When buying a major appliance, opt for one with the "Energy Star" sticker, demonstrating that it meets or exceeds standards set by the U.S. Department of Energy and the Environmental Protection Agency.
If you’re looking for an appliance upgrade, a front-loading washing machine is a great place to start. They use 50 percent less energy and one-third less water. They also usually cut hot water use by 60 to 70 percent compared to conventional machines.

13. Keep It Clean

Clean or replace air filters in your home heating and cooling system as recommended (usually a couple of times a year). When filters are dirty, your air conditioner and hot-air furnace have to work harder to pull air through them, using more energy. This simple task will also help improve air quality in your home.

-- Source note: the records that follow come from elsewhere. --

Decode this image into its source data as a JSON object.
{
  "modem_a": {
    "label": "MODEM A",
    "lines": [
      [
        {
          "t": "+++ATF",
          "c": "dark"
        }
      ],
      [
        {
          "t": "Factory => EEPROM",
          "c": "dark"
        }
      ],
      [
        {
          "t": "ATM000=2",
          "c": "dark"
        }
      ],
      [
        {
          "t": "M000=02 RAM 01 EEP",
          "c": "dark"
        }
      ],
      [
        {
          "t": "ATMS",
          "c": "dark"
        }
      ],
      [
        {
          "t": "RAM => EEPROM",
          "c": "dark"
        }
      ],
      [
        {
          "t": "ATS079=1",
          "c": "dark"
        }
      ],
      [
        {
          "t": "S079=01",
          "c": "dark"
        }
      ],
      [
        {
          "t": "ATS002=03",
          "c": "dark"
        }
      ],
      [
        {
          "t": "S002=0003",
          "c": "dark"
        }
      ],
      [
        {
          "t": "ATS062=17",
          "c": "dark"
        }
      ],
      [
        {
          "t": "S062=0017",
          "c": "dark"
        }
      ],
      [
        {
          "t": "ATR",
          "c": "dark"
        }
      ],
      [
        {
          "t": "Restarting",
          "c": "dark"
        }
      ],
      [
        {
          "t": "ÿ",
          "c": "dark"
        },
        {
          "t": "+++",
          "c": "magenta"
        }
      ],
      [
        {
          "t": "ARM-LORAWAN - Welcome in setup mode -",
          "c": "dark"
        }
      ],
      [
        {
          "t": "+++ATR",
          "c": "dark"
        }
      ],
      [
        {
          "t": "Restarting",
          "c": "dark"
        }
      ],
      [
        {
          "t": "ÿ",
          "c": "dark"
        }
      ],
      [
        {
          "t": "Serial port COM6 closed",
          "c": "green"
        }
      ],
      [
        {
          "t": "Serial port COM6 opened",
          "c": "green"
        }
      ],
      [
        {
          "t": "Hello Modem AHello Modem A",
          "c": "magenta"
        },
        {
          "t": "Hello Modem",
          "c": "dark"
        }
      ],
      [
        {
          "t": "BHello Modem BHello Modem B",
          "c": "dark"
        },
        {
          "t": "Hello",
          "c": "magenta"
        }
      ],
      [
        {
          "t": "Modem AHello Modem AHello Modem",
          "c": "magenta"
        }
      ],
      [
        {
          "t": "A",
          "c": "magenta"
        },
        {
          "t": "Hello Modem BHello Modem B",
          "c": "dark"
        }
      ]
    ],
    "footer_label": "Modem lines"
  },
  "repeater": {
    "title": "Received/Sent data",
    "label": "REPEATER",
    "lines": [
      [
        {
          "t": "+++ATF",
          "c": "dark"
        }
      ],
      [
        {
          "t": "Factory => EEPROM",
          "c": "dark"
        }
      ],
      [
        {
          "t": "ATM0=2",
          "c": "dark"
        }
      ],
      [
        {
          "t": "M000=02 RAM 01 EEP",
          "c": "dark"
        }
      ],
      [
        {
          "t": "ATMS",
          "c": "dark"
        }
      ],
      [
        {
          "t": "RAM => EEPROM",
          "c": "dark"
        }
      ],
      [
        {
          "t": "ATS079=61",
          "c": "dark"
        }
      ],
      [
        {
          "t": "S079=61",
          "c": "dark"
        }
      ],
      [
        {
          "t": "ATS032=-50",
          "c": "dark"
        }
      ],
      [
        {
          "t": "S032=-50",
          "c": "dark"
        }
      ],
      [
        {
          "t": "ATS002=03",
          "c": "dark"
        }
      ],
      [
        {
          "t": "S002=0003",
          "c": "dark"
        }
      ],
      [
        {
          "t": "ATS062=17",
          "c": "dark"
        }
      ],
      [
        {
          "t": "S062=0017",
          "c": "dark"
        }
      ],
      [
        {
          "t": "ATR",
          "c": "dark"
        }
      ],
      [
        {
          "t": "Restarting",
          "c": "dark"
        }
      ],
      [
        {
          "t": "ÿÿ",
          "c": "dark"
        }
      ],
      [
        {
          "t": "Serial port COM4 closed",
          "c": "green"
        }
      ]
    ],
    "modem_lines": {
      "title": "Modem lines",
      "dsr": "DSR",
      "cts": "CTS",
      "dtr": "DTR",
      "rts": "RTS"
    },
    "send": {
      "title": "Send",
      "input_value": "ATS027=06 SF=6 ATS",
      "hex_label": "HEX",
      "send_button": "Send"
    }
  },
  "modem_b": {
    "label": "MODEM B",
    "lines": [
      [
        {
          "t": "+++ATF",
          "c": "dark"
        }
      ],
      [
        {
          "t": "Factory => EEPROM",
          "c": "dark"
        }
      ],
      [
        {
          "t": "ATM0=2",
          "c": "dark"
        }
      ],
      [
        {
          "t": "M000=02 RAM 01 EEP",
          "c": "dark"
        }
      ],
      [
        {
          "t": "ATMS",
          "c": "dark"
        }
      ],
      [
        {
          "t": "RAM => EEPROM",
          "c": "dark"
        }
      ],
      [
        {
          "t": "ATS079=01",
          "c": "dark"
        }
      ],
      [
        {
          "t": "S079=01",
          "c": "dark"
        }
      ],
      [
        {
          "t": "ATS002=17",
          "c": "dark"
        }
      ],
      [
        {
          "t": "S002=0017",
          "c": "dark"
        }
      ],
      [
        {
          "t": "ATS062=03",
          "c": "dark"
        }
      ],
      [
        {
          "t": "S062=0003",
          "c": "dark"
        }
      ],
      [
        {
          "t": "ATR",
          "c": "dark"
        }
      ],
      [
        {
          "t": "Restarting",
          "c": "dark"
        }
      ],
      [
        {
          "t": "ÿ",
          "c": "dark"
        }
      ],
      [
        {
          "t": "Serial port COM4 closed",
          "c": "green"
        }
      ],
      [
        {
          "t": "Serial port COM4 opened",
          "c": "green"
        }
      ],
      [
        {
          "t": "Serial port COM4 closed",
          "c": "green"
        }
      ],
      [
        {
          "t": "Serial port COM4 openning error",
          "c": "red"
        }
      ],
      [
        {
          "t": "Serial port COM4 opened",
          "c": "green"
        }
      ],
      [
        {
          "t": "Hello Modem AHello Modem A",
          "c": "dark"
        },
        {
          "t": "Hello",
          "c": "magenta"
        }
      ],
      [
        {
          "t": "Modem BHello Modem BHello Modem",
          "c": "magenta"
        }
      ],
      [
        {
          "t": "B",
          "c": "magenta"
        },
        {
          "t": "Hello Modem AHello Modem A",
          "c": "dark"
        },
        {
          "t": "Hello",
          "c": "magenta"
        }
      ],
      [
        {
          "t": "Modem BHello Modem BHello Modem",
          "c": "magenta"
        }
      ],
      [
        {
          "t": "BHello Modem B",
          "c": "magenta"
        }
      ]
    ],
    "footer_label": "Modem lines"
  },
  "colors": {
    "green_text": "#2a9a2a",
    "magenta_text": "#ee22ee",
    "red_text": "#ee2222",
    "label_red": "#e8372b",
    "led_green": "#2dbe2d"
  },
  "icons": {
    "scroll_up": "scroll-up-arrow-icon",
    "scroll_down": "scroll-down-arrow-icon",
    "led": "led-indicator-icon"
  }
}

14. Fill ‘Em Up

Make sure your dishwasher is full when you run it, and use the energy saving setting if available. Let dishes air-dry instead of running a drying cycle and you’ll save about 20 percent of the washer’s total electricity use.
The same thing goes for the clothes washer and dryer. Don’t waste energy and water doing half-loads. And be sure to clear out the lint filter regularly to keep the dryer running efficiently.

15. Go Low Tech

Use ceiling fans instead of the air conditioner during the summer. Use a clothesline or laundry rack instead of a dryer. Keep the draperies and shades on your south-facing windows open during the day to allow the sunlight in and closed at night to reduce the chill. During the hot days of summer, avoid running appliances that create heat and don’t do a lot of cooking.